### Exercise brief
A verbatim copy of all the data is required; the pictures should not appear in it.

=== Begin Enclosure ===

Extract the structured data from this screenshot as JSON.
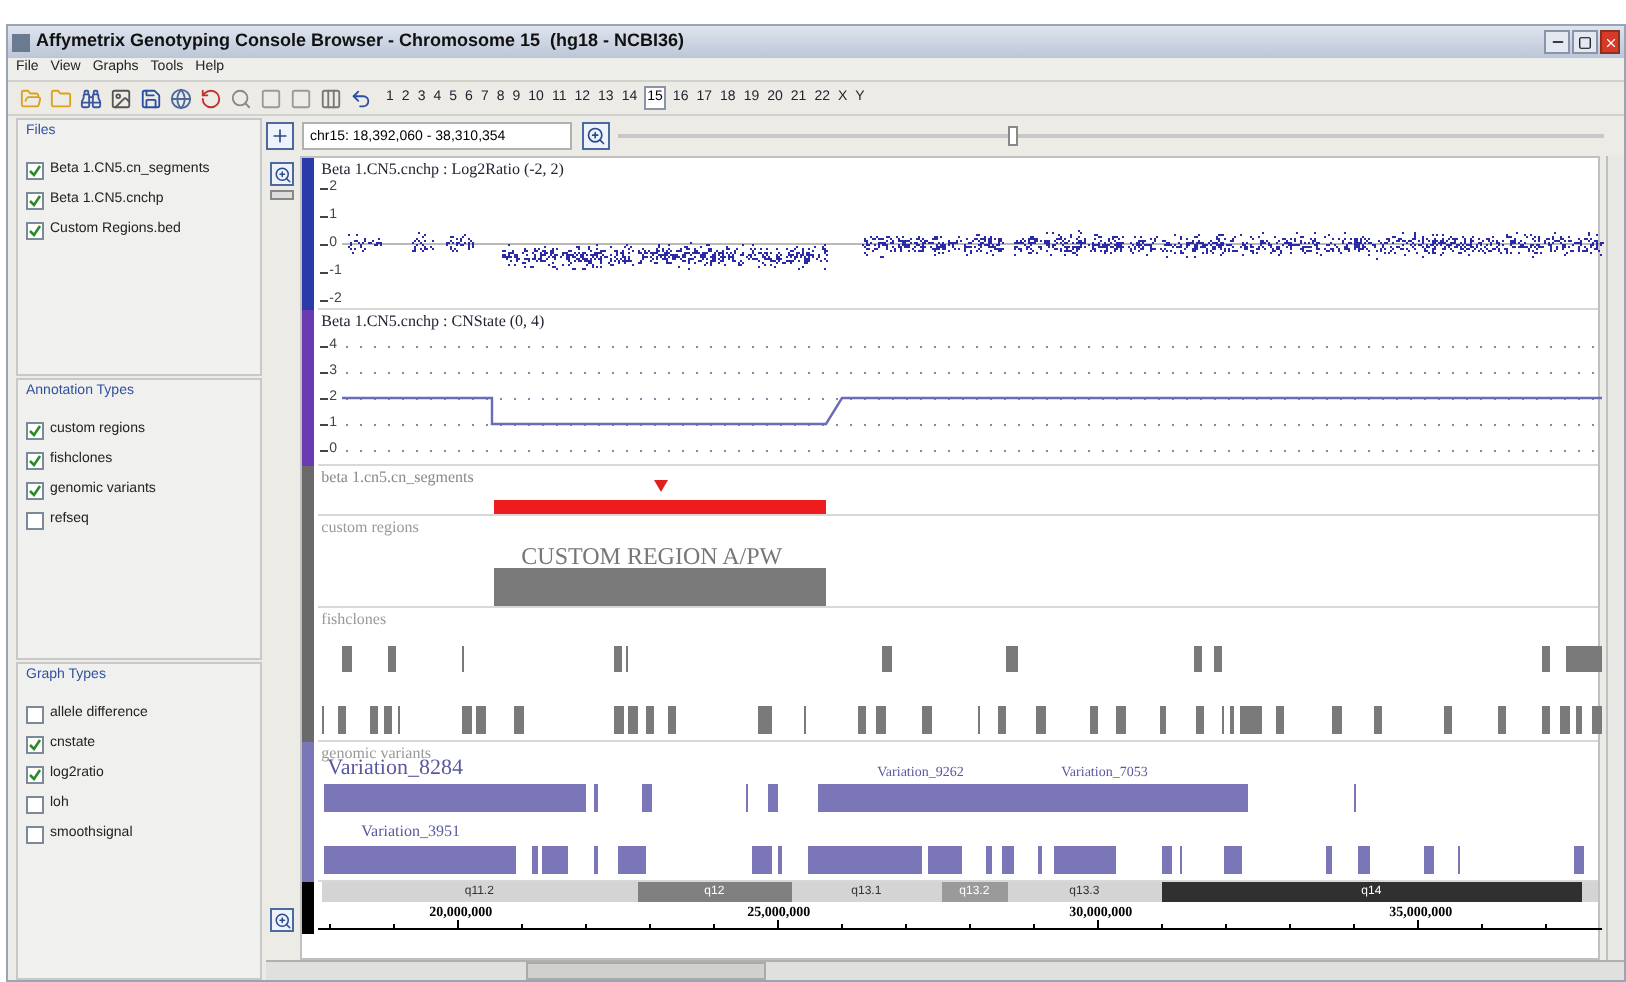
{
  "window": {
    "title": "Affymetrix Genotyping Console Browser - Chromosome 15  (hg18 - NCBI36)"
  },
  "menu": [
    "File",
    "View",
    "Graphs",
    "Tools",
    "Help"
  ],
  "chromosomes": [
    {
      "label": "1",
      "selected": false
    },
    {
      "label": "2",
      "selected": false
    },
    {
      "label": "3",
      "selected": false
    },
    {
      "label": "4",
      "selected": false
    },
    {
      "label": "5",
      "selected": false
    },
    {
      "label": "6",
      "selected": false
    },
    {
      "label": "7",
      "selected": false
    },
    {
      "label": "8",
      "selected": false
    },
    {
      "label": "9",
      "selected": false
    },
    {
      "label": "10",
      "selected": false
    },
    {
      "label": "11",
      "selected": false
    },
    {
      "label": "12",
      "selected": false
    },
    {
      "label": "13",
      "selected": false
    },
    {
      "label": "14",
      "selected": false
    },
    {
      "label": "15",
      "selected": true
    },
    {
      "label": "16",
      "selected": false
    },
    {
      "label": "17",
      "selected": false
    },
    {
      "label": "18",
      "selected": false
    },
    {
      "label": "19",
      "selected": false
    },
    {
      "label": "20",
      "selected": false
    },
    {
      "label": "21",
      "selected": false
    },
    {
      "label": "22",
      "selected": false
    },
    {
      "label": "X",
      "selected": false
    },
    {
      "label": "Y",
      "selected": false
    }
  ],
  "location": {
    "value": "chr15: 18,392,060 - 38,310,354"
  },
  "zoom": {
    "level": 0.4
  },
  "panels": [
    {
      "title": "Files",
      "items": [
        {
          "label": "Beta 1.CN5.cn_segments",
          "checked": true
        },
        {
          "label": "Beta 1.CN5.cnchp",
          "checked": true
        },
        {
          "label": "Custom Regions.bed",
          "checked": true
        }
      ]
    },
    {
      "title": "Annotation Types",
      "items": [
        {
          "label": "custom regions",
          "checked": true
        },
        {
          "label": "fishclones",
          "checked": true
        },
        {
          "label": "genomic variants",
          "checked": true
        },
        {
          "label": "refseq",
          "checked": false
        }
      ]
    },
    {
      "title": "Graph Types",
      "items": [
        {
          "label": "allele difference",
          "checked": false
        },
        {
          "label": "cnstate",
          "checked": true
        },
        {
          "label": "log2ratio",
          "checked": true
        },
        {
          "label": "loh",
          "checked": false
        },
        {
          "label": "smoothsignal",
          "checked": false
        }
      ]
    }
  ],
  "tracks": {
    "log2ratio": {
      "title": "Beta 1.CN5.cnchp : Log2Ratio (-2, 2)",
      "ticks": [
        "2",
        "1",
        "0",
        "-1",
        "-2"
      ]
    },
    "cnstate": {
      "title": "Beta 1.CN5.cnchp : CNState (0, 4)",
      "ticks": [
        "4",
        "3",
        "2",
        "1",
        "0"
      ]
    },
    "segments": {
      "title": "beta 1.cn5.cn_segments"
    },
    "custom_regions": {
      "title": "custom regions",
      "region_label": "CUSTOM REGION A/PW"
    },
    "fishclones": {
      "title": "fishclones"
    },
    "genomic_variants": {
      "title": "genomic variants",
      "labels": [
        "Variation_8284",
        "Variation_9262",
        "Variation_7053",
        "Variation_3951"
      ]
    },
    "cytobands": [
      {
        "label": "q11.2",
        "color": "#d4d4d4"
      },
      {
        "label": "q12",
        "color": "#808080"
      },
      {
        "label": "q13.1",
        "color": "#d4d4d4"
      },
      {
        "label": "q13.2",
        "color": "#9a9a9a"
      },
      {
        "label": "q13.3",
        "color": "#d4d4d4"
      },
      {
        "label": "q14",
        "color": "#303030"
      }
    ],
    "ruler": {
      "labels": [
        "20,000,000",
        "25,000,000",
        "30,000,000",
        "35,000,000"
      ]
    }
  }
}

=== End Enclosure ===

### Solution to this exercise
Extract the structured data from this screenshot as JSON.
{
  "window": {
    "title": "Affymetrix Genotyping Console Browser - Chromosome 15  (hg18 - NCBI36)"
  },
  "menu": [
    "File",
    "View",
    "Graphs",
    "Tools",
    "Help"
  ],
  "chromosomes": [
    {
      "label": "1",
      "selected": false
    },
    {
      "label": "2",
      "selected": false
    },
    {
      "label": "3",
      "selected": false
    },
    {
      "label": "4",
      "selected": false
    },
    {
      "label": "5",
      "selected": false
    },
    {
      "label": "6",
      "selected": false
    },
    {
      "label": "7",
      "selected": false
    },
    {
      "label": "8",
      "selected": false
    },
    {
      "label": "9",
      "selected": false
    },
    {
      "label": "10",
      "selected": false
    },
    {
      "label": "11",
      "selected": false
    },
    {
      "label": "12",
      "selected": false
    },
    {
      "label": "13",
      "selected": false
    },
    {
      "label": "14",
      "selected": false
    },
    {
      "label": "15",
      "selected": true
    },
    {
      "label": "16",
      "selected": false
    },
    {
      "label": "17",
      "selected": false
    },
    {
      "label": "18",
      "selected": false
    },
    {
      "label": "19",
      "selected": false
    },
    {
      "label": "20",
      "selected": false
    },
    {
      "label": "21",
      "selected": false
    },
    {
      "label": "22",
      "selected": false
    },
    {
      "label": "X",
      "selected": false
    },
    {
      "label": "Y",
      "selected": false
    }
  ],
  "location": {
    "value": "chr15: 18,392,060 - 38,310,354"
  },
  "zoom": {
    "level": 0.4
  },
  "panels": [
    {
      "title": "Files",
      "items": [
        {
          "label": "Beta 1.CN5.cn_segments",
          "checked": true
        },
        {
          "label": "Beta 1.CN5.cnchp",
          "checked": true
        },
        {
          "label": "Custom Regions.bed",
          "checked": true
        }
      ]
    },
    {
      "title": "Annotation Types",
      "items": [
        {
          "label": "custom regions",
          "checked": true
        },
        {
          "label": "fishclones",
          "checked": true
        },
        {
          "label": "genomic variants",
          "checked": true
        },
        {
          "label": "refseq",
          "checked": false
        }
      ]
    },
    {
      "title": "Graph Types",
      "items": [
        {
          "label": "allele difference",
          "checked": false
        },
        {
          "label": "cnstate",
          "checked": true
        },
        {
          "label": "log2ratio",
          "checked": true
        },
        {
          "label": "loh",
          "checked": false
        },
        {
          "label": "smoothsignal",
          "checked": false
        }
      ]
    }
  ],
  "tracks": {
    "log2ratio": {
      "title": "Beta 1.CN5.cnchp : Log2Ratio (-2, 2)",
      "ticks": [
        "2",
        "1",
        "0",
        "-1",
        "-2"
      ]
    },
    "cnstate": {
      "title": "Beta 1.CN5.cnchp : CNState (0, 4)",
      "ticks": [
        "4",
        "3",
        "2",
        "1",
        "0"
      ]
    },
    "segments": {
      "title": "beta 1.cn5.cn_segments"
    },
    "custom_regions": {
      "title": "custom regions",
      "region_label": "CUSTOM REGION A/PW"
    },
    "fishclones": {
      "title": "fishclones"
    },
    "genomic_variants": {
      "title": "genomic variants",
      "labels": [
        "Variation_8284",
        "Variation_9262",
        "Variation_7053",
        "Variation_3951"
      ]
    },
    "cytobands": [
      {
        "label": "q11.2",
        "color": "#d4d4d4"
      },
      {
        "label": "q12",
        "color": "#808080"
      },
      {
        "label": "q13.1",
        "color": "#d4d4d4"
      },
      {
        "label": "q13.2",
        "color": "#9a9a9a"
      },
      {
        "label": "q13.3",
        "color": "#d4d4d4"
      },
      {
        "label": "q14",
        "color": "#303030"
      }
    ],
    "ruler": {
      "labels": [
        "20,000,000",
        "25,000,000",
        "30,000,000",
        "35,000,000"
      ]
    }
  }
}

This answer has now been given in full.